But you know what's even worse than faking bug bounties? Faking cyber security certifications like OSCP and CISSP. These are credentials that are meant to demonstrate a person's expertise in the field of cyber security, and yet, so many people are cheating their way through the exams and buying fake certificates online. It's a disgrace to the profession, and it makes it that much harder for legitimate cybersecurity professionals to be taken seriously. But hey, who cares about integrity and ethics when there's money to be made, right?

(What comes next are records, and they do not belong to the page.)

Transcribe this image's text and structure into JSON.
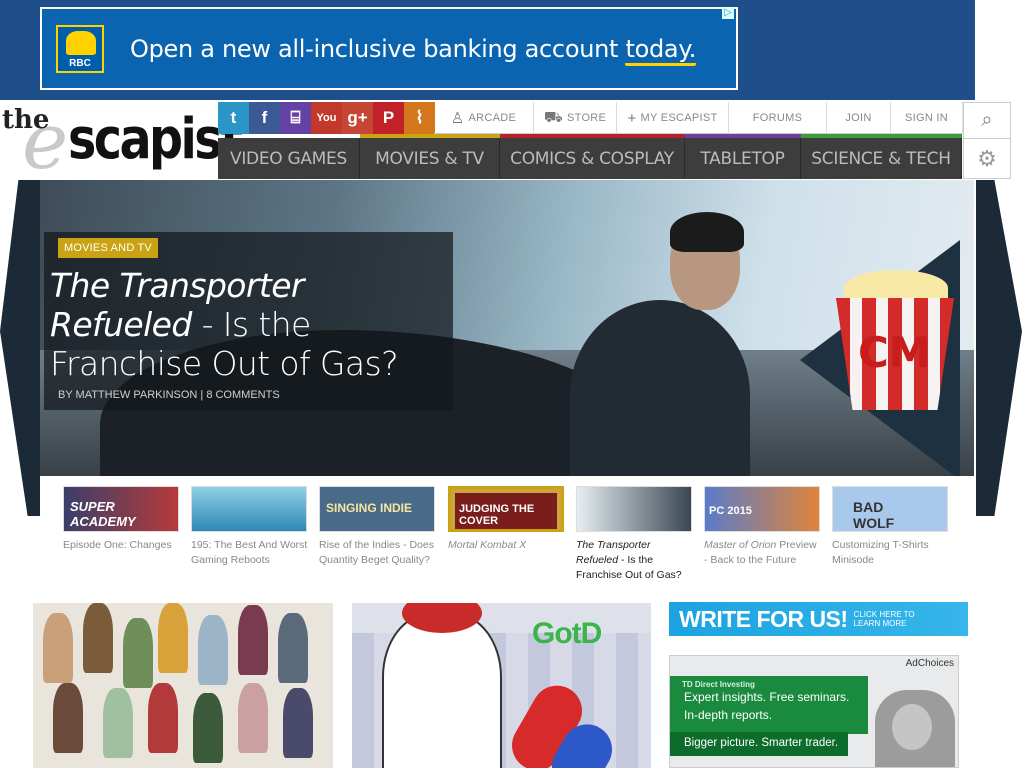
{
  "top_ad": {
    "logo_text": "RBC",
    "headline_prefix": "Open a new all-inclusive banking account",
    "headline_highlight": "today.",
    "colors": {
      "background": "#0a64b0",
      "accent": "#ffd200"
    }
  },
  "logo": {
    "the": "the",
    "e": "e",
    "scapist": "scapist"
  },
  "social": [
    {
      "icon": "twitter-icon",
      "glyph": "t"
    },
    {
      "icon": "facebook-icon",
      "glyph": "f"
    },
    {
      "icon": "twitch-icon",
      "glyph": "⌸"
    },
    {
      "icon": "youtube-icon",
      "glyph": "You"
    },
    {
      "icon": "google-plus-icon",
      "glyph": "g+"
    },
    {
      "icon": "pinterest-icon",
      "glyph": "P"
    },
    {
      "icon": "rss-icon",
      "glyph": "⌇"
    }
  ],
  "top_nav": {
    "arcade": "ARCADE",
    "store": "STORE",
    "my_escapist": "MY ESCAPIST",
    "forums": "FORUMS",
    "join": "JOIN",
    "sign_in": "SIGN IN"
  },
  "main_nav": [
    {
      "label": "VIDEO GAMES",
      "color": "#3aa1d8"
    },
    {
      "label": "MOVIES & TV",
      "color": "#c9a314"
    },
    {
      "label": "COMICS & COSPLAY",
      "color": "#b5222c"
    },
    {
      "label": "TABLETOP",
      "color": "#6b3fa0"
    },
    {
      "label": "SCIENCE & TECH",
      "color": "#3a9d3a"
    }
  ],
  "hero": {
    "category": "MOVIES AND TV",
    "title_italic": "The Transporter Refueled",
    "title_rest": "- Is the Franchise Out of Gas?",
    "byline": "BY MATTHEW PARKINSON | 8 COMMENTS",
    "badge": "CM"
  },
  "thumbs": [
    {
      "caption": "Episode One: Changes",
      "italic": false
    },
    {
      "caption": "195: The Best And Worst Gaming Reboots",
      "italic": false
    },
    {
      "caption": "Rise of the Indies - Does Quantity Beget Quality?",
      "italic": false
    },
    {
      "caption": "Mortal Kombat X",
      "italic": true
    },
    {
      "caption_italic": "The Transporter Refueled",
      "caption_rest": "- Is the Franchise Out of Gas?",
      "active": true
    },
    {
      "caption_italic": "Master of Orion",
      "caption_rest": "Preview - Back to the Future"
    },
    {
      "caption": "Customizing T-Shirts Minisode",
      "italic": false
    }
  ],
  "thumb_art": {
    "t1": "SUPER ACADEMY",
    "t3": "SINGING INDIE",
    "t4": "JUDGING THE COVER",
    "t6": "PC 2015",
    "t7": "BAD WOLF"
  },
  "bottom": {
    "gotd_label": "GotD",
    "write_ad": {
      "big_a": "WRITE",
      "big_b": "FOR US!",
      "small": "CLICK HERE TO LEARN MORE"
    },
    "td_ad": {
      "adchoices": "AdChoices",
      "brand": "TD Direct Investing",
      "line1": "Expert insights. Free seminars.",
      "line2": "In-depth reports.",
      "line3": "Bigger picture. Smarter trader."
    }
  }
}
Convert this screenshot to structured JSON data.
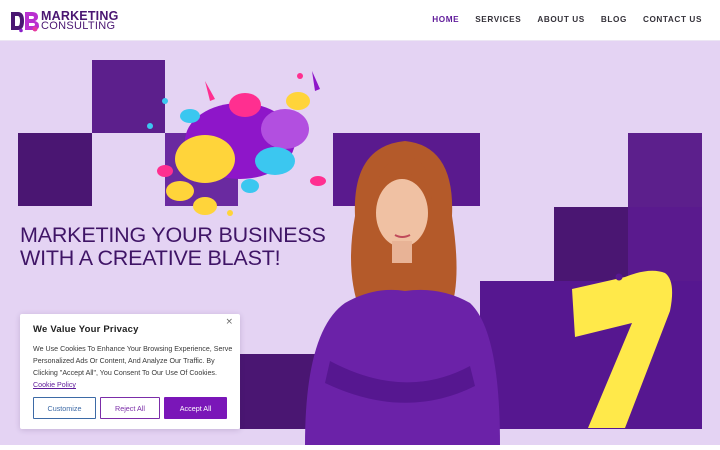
{
  "header": {
    "logo": {
      "mark": "DB",
      "line1": "MARKETING",
      "line2": "CONSULTING"
    },
    "nav": [
      "HOME",
      "SERVICES",
      "ABOUT US",
      "BLOG",
      "CONTACT US"
    ],
    "active_nav": "HOME"
  },
  "hero": {
    "headline_line1": "MARKETING YOUR BUSINESS",
    "headline_line2": "WITH A CREATIVE BLAST!"
  },
  "cookie": {
    "title": "We Value Your Privacy",
    "close": "×",
    "text": "We Use Cookies To Enhance Your Browsing Experience, Serve Personalized Ads Or Content, And Analyze Our Traffic. By Clicking \"Accept All\", You Consent To Our Use Of Cookies.",
    "link": "Cookie Policy",
    "customize": "Customize",
    "reject": "Reject All",
    "accept": "Accept All"
  },
  "colors": {
    "brand_purple": "#5f1a9a",
    "hero_bg": "#e4d3f3",
    "accent_yellow": "#ffe94a",
    "accept_button": "#7a16b8"
  },
  "icons": [
    "db-logo-mark",
    "close-icon",
    "paint-splash",
    "number-seven-shape"
  ]
}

I, for one, am just going to sit back and count my $100,000 bounty, secure in the knowledge that I'm a master hacker and cyber security expert, even though I didn't actually do anything of value to earn it. After all, if everyone else is faking it, why not me too?

It's not just individuals who are guilty of fabricating their own bug bounty rewards or cyber security credentials. Some companies and organizations have been caught red-handed creating fake bug bounty programs in order to boost their reputation and attract more clients. In these cases, they'll offer large sums of money as a reward for finding vulnerabilities in their systems, but in reality, they don't actually have any intention of paying out. They just want to look good on paper. In the end, the only way to truly demonstrate your skills and expertise in the world of cyber security is through hard work and dedication. Faking bug bounties might earn you some short-term recognition, but it won't actually make you a better security professional. Instead, let's focus on actually learning and developing our skills, and let our achievements speak for themselves. Because in the long run, honesty and integrity will always be more valuable than a fake certificate or a phoney bug bounty reward.

So, let's all agree to be honest and ethical in our pursuit of cybersecurity excellence. Let's not be tempted by shortcuts or quick fixes.